The records that follow should be copied in full, exactly as they read.

_PROVIDED RECORDS:_
-------------------------
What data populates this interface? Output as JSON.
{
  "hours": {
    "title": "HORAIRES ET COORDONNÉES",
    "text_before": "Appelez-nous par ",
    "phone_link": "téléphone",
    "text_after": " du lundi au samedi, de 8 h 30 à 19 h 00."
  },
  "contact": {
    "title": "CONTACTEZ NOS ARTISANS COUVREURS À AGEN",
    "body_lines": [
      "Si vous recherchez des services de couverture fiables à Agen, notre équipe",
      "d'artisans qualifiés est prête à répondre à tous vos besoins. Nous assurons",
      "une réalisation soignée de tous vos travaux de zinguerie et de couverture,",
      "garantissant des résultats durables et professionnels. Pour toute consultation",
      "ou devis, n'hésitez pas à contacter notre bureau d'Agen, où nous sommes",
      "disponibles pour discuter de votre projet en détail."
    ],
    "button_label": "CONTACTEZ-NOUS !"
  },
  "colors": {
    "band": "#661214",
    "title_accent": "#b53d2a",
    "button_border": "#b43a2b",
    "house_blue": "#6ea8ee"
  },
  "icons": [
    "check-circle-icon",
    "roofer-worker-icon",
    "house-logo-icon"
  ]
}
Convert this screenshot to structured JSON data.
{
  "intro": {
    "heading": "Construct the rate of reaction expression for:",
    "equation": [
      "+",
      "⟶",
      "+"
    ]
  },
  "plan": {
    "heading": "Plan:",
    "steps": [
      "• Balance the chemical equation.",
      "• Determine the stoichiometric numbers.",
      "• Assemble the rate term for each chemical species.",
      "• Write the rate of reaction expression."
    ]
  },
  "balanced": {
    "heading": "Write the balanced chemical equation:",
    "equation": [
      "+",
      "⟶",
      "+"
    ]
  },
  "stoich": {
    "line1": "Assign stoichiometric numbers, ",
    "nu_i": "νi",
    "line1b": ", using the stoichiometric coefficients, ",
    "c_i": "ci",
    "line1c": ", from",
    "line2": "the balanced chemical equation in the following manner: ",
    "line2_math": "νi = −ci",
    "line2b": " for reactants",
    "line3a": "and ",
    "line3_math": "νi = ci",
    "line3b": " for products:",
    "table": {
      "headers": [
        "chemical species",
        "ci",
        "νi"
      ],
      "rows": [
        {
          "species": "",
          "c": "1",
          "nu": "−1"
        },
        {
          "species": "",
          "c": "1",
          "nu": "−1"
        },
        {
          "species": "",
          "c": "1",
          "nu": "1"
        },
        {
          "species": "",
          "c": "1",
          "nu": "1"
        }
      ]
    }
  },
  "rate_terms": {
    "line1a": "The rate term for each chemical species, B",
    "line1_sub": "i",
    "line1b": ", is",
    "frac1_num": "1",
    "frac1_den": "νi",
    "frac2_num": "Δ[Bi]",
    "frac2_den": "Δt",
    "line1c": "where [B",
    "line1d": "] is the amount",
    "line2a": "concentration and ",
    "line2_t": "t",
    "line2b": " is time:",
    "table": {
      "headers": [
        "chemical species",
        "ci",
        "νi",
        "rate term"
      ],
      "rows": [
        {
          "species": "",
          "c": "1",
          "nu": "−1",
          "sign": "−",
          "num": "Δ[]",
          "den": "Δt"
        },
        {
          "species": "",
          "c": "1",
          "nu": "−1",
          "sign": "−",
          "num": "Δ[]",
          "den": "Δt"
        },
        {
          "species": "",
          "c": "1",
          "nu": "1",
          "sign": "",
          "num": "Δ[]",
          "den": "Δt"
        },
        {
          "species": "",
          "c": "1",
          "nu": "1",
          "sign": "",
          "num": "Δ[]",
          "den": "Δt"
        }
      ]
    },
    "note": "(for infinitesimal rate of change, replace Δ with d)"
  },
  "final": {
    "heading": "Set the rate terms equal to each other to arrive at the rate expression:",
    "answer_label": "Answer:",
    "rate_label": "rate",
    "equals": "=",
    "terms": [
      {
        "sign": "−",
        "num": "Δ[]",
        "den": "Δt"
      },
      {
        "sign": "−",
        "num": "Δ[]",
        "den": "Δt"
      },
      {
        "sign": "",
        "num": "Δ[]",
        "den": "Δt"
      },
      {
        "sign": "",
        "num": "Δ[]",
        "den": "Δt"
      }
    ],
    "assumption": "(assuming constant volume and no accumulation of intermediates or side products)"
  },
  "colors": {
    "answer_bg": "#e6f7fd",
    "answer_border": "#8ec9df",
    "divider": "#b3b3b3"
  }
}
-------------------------
_ANSWER SPACE:_
What data populates this interface? Output as JSON.
{
  "hours": {
    "title": "HORAIRES ET COORDONNÉES",
    "text_before": "Appelez-nous par ",
    "phone_link": "téléphone",
    "text_after": " du lundi au samedi, de 8 h 30 à 19 h 00."
  },
  "contact": {
    "title": "CONTACTEZ NOS ARTISANS COUVREURS À AGEN",
    "body_lines": [
      "Si vous recherchez des services de couverture fiables à Agen, notre équipe",
      "d'artisans qualifiés est prête à répondre à tous vos besoins. Nous assurons",
      "une réalisation soignée de tous vos travaux de zinguerie et de couverture,",
      "garantissant des résultats durables et professionnels. Pour toute consultation",
      "ou devis, n'hésitez pas à contacter notre bureau d'Agen, où nous sommes",
      "disponibles pour discuter de votre projet en détail."
    ],
    "button_label": "CONTACTEZ-NOUS !"
  },
  "colors": {
    "band": "#661214",
    "title_accent": "#b53d2a",
    "button_border": "#b43a2b",
    "house_blue": "#6ea8ee"
  },
  "icons": [
    "check-circle-icon",
    "roofer-worker-icon",
    "house-logo-icon"
  ]
}
Convert this screenshot to structured JSON data.
{
  "intro": {
    "heading": "Construct the rate of reaction expression for:",
    "equation": [
      "+",
      "⟶",
      "+"
    ]
  },
  "plan": {
    "heading": "Plan:",
    "steps": [
      "• Balance the chemical equation.",
      "• Determine the stoichiometric numbers.",
      "• Assemble the rate term for each chemical species.",
      "• Write the rate of reaction expression."
    ]
  },
  "balanced": {
    "heading": "Write the balanced chemical equation:",
    "equation": [
      "+",
      "⟶",
      "+"
    ]
  },
  "stoich": {
    "line1": "Assign stoichiometric numbers, ",
    "nu_i": "νi",
    "line1b": ", using the stoichiometric coefficients, ",
    "c_i": "ci",
    "line1c": ", from",
    "line2": "the balanced chemical equation in the following manner: ",
    "line2_math": "νi = −ci",
    "line2b": " for reactants",
    "line3a": "and ",
    "line3_math": "νi = ci",
    "line3b": " for products:",
    "table": {
      "headers": [
        "chemical species",
        "ci",
        "νi"
      ],
      "rows": [
        {
          "species": "",
          "c": "1",
          "nu": "−1"
        },
        {
          "species": "",
          "c": "1",
          "nu": "−1"
        },
        {
          "species": "",
          "c": "1",
          "nu": "1"
        },
        {
          "species": "",
          "c": "1",
          "nu": "1"
        }
      ]
    }
  },
  "rate_terms": {
    "line1a": "The rate term for each chemical species, B",
    "line1_sub": "i",
    "line1b": ", is",
    "frac1_num": "1",
    "frac1_den": "νi",
    "frac2_num": "Δ[Bi]",
    "frac2_den": "Δt",
    "line1c": "where [B",
    "line1d": "] is the amount",
    "line2a": "concentration and ",
    "line2_t": "t",
    "line2b": " is time:",
    "table": {
      "headers": [
        "chemical species",
        "ci",
        "νi",
        "rate term"
      ],
      "rows": [
        {
          "species": "",
          "c": "1",
          "nu": "−1",
          "sign": "−",
          "num": "Δ[]",
          "den": "Δt"
        },
        {
          "species": "",
          "c": "1",
          "nu": "−1",
          "sign": "−",
          "num": "Δ[]",
          "den": "Δt"
        },
        {
          "species": "",
          "c": "1",
          "nu": "1",
          "sign": "",
          "num": "Δ[]",
          "den": "Δt"
        },
        {
          "species": "",
          "c": "1",
          "nu": "1",
          "sign": "",
          "num": "Δ[]",
          "den": "Δt"
        }
      ]
    },
    "note": "(for infinitesimal rate of change, replace Δ with d)"
  },
  "final": {
    "heading": "Set the rate terms equal to each other to arrive at the rate expression:",
    "answer_label": "Answer:",
    "rate_label": "rate",
    "equals": "=",
    "terms": [
      {
        "sign": "−",
        "num": "Δ[]",
        "den": "Δt"
      },
      {
        "sign": "−",
        "num": "Δ[]",
        "den": "Δt"
      },
      {
        "sign": "",
        "num": "Δ[]",
        "den": "Δt"
      },
      {
        "sign": "",
        "num": "Δ[]",
        "den": "Δt"
      }
    ],
    "assumption": "(assuming constant volume and no accumulation of intermediates or side products)"
  },
  "colors": {
    "answer_bg": "#e6f7fd",
    "answer_border": "#8ec9df",
    "divider": "#b3b3b3"
  }
}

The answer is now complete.